But, starting a business is inherently a legal process. As a result, not only should the “legalese” not go overlooked; ideally, it should be addressed as early as possible. As an entrepreneur, the last thing you want is to find out your intellectual property is not protected or your company is not prepared to take on outside investment. While it might be easy to buy a corporation or LLC filing package from an online legal document company, there are several reasons why this is not the best option for most startup founders. Below are just a few examples that our Springfield business lawyer often deals with:
1. You Have Unique Goals as a Company Founder
Unique businesses require unique solutions. This is true for everything from software to legal documents. Whether your goals are to disrupt an industry, go public or change the world, your business plan has legal implications, and you need to be prepared.
2. You Have Unique Liability Risks Based on the Products or Services You Sell
Different business entity structures offer different benefits, and one of the primary benefits of forming a limited liability company (LLC) or corporation is the ability to mitigate the risk of personal liability. However, simply filing a form so that you can receive a certificate in the mail is not enough.
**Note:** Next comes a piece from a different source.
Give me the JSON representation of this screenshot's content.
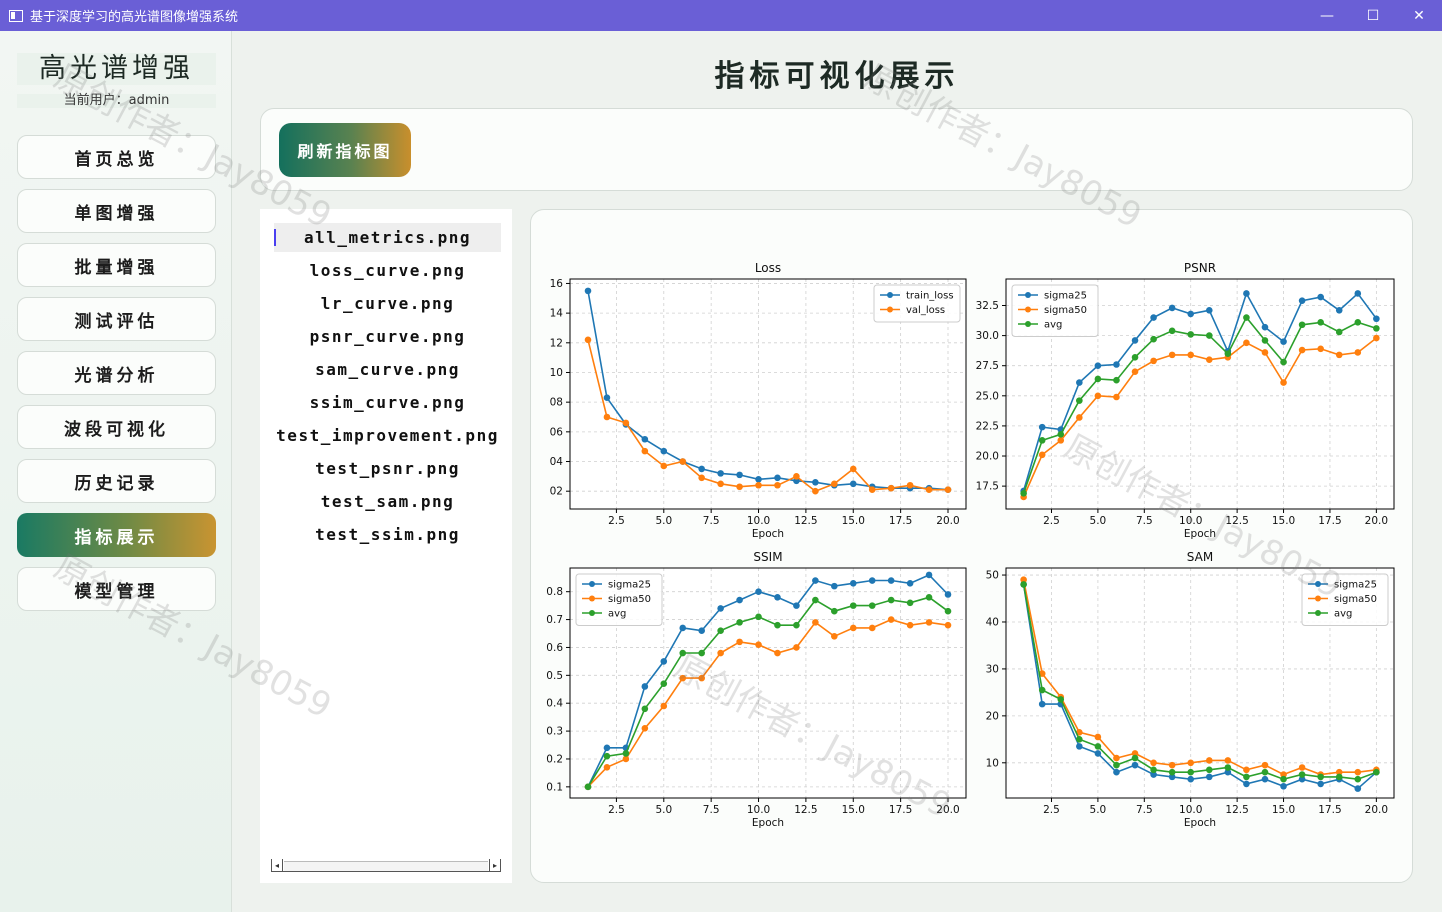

From selecting the most-appropriate type of business entity to preparing all of the necessary documentation and considering your options for insurance, forming a new company is a process that requires critical consideration and strategic planning.
3. You Have a Unique Capitalization Structure or Aspirations of Securing Outside Investment
Will you be contributing cash to finance the business? Will you be contributing intellectual property? Will you be making a loan? What about your co-founders? Startup founders have numerous options when it comes to investing in their own companies, and their founding documents should reflect the type (or types) of contributions being made. A Springfield business lawyer can assist with properly drafting these documents.
If you have aspirations of securing outside investment, this is another issue entirely. Your business entity will need to be structured appropriately so that you can offer an attractive investment when the opportunity arises.
4. You Have Unique Jurisdictional Considerations to Take Into Account
Business entities exist under state law, and corporation and LLC laws vary from one state to the next. Whether you form your business entity in your home state or in a business-friendly jurisdiction such as Delaware or Wyoming (which, in itself, is not a decision to be taken lightly), you will need to tailor your organizational documents to the specific requirements of the applicable law.
5. You Have Unique Needs with Regard to Confidentiality and IP Protection
What intellectual property (IP) do you own? What IP assets will your company acquire? What information do you need to keep secret? These are all questions that will further influence the structuring and documentation of your business entity.
Contact a Springfield Business Lawyer to Discuss Your Business Options
If you are starting a business in Springfield or elsewhere in Missouri and would like more information about the steps involved in setting up your business entity properly for now and the future, you should contact a business lawyer about your needs.